=== WHAT IS NEEDED ===
Report each line of the material below where the word "matplotlib" can be found.

=== AVAILABLE DATA ===

-=-=-=-=-

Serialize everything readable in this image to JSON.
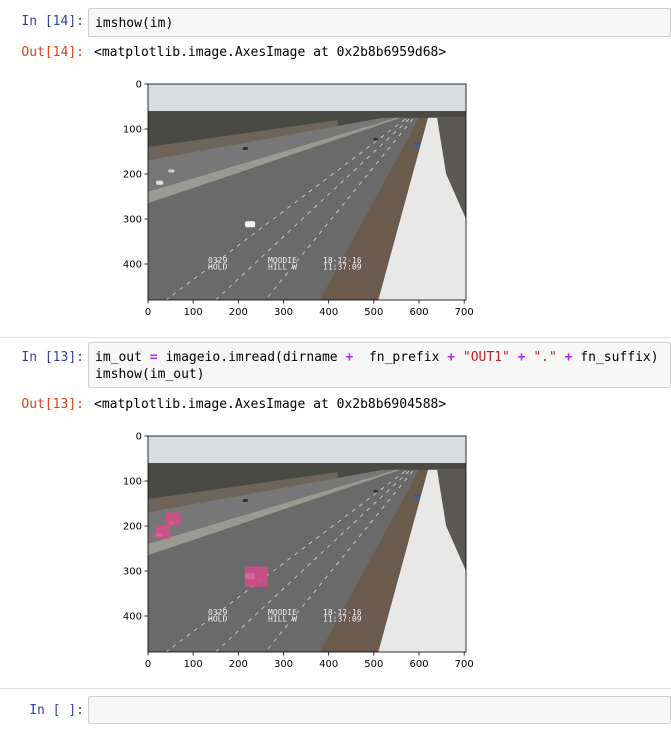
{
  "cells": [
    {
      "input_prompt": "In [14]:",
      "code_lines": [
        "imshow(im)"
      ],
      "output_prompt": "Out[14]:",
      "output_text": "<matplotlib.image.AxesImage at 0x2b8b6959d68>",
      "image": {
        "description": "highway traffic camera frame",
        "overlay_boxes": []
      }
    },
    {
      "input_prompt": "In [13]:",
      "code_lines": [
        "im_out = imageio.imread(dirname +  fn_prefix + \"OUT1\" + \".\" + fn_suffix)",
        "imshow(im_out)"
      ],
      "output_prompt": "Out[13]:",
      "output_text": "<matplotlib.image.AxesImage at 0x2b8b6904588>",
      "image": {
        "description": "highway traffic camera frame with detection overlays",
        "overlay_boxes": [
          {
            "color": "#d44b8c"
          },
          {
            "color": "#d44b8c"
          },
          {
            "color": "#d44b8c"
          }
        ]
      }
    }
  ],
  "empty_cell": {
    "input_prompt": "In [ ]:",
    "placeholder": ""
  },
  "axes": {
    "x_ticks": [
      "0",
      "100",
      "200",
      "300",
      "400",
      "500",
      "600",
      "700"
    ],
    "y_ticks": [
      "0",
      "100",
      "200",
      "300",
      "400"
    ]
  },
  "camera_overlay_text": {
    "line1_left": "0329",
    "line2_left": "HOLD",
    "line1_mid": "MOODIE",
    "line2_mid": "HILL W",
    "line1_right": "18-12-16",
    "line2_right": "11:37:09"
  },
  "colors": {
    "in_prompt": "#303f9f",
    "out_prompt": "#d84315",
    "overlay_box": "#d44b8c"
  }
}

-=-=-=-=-

=== WRITTEN ANSWER ===
      "output_text": "<matplotlib.image.AxesImage at 0x2b8b6959d68>",
      "output_text": "<matplotlib.image.AxesImage at 0x2b8b6904588>",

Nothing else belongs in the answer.